There is no more miserable place in life for a Christian to be than running from God and the things He has called us to do. When you turn away from God there is no protection from the devil, there are no messages or comfort from God, there is no peace of mind, and there is no joy or strength from the Lord.
While Jonah probably thought he';d gotten away with something — and away from God — it wasn';t long before his sin and rebellion caught up with him. He had purchased a ticket to a place called Tarshish and boarded the boat. He was sleeping soundly in the ship';s hold when he was awakened by the terrified and panicked cry of the ship';s captain: “‘How can you sleep at a time like this?'; he shouted. ‘Get up and pray to your god! Maybe he will pay attention to us and spare our lives';” (Jonah 1:6).
Jonah really believed he could run from God, and he probably wondered if God knew where he was when he ended up in the belly of the fish. But David the psalmist wrote that it was impossible to hide from God: “I can never escape from your Spirit! I can never get away from your presence!” (Psalm 139:7).
This was no ordinary storm that had struck. It was a storm sent specifically from God (Jonah 1:4) so that He could pull His prophet back to a life of obedience, and it was so violent that it threatened to rip the ship in half. Even the weather-hardened, sea-wise sailors who ran the ship were so afraid they were going to die that they started tossing cargo overboard.
Jonah informed the ship';s crew that he was a Hebrew who worshipped the true and living Creator God and that he was on the ship because he was running from God. That, he said, was why they were in the predicament they were in. When they asked Jonah what they should do, he told them very directly and simply: “Throw me overboard” (Jonah 1:12).
But instead of getting rid of the cargo that was causing the problem — Jonah himself — the sailors tried harder to get the ship under control and back to port. When they found that they were helpless against the storm';s fury, they threw Jonah overboard and down into the sea.
Just as Jonah had said, the storm ceased immediately and the ship';s crew was safe. Jonah, however, had another problem to deal with.

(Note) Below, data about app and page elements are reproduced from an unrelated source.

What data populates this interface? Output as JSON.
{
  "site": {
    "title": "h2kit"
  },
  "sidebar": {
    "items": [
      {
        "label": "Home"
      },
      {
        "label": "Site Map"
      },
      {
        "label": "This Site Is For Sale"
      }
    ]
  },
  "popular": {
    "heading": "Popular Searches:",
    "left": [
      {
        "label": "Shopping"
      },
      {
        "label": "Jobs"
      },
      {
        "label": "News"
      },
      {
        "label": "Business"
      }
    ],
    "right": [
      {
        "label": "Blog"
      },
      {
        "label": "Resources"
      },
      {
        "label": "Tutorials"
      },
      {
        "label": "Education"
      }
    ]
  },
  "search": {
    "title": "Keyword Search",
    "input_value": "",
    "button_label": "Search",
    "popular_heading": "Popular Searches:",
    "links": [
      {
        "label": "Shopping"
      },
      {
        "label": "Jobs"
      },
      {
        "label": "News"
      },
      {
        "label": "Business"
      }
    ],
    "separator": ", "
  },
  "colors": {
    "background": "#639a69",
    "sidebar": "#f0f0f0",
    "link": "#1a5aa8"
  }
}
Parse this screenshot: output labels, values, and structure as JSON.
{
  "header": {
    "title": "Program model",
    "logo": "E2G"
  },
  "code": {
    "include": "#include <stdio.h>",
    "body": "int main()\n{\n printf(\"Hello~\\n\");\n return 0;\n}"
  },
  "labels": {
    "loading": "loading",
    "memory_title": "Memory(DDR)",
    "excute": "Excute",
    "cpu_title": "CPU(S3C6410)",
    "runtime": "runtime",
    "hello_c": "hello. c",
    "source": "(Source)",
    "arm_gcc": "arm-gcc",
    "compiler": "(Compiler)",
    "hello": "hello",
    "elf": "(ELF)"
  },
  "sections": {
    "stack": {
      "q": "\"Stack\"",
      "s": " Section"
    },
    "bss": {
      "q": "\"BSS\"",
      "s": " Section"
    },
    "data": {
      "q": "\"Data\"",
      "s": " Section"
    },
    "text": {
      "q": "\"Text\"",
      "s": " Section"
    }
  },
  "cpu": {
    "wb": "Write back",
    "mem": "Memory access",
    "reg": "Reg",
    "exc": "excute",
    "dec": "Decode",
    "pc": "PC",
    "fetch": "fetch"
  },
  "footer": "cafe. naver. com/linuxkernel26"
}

How did the sailors respond when Jonah told them that he was a Jewish prophet and probably responsible for what they were enduring?
What happened in the hearts of those sailors after they threw Jonah overboard?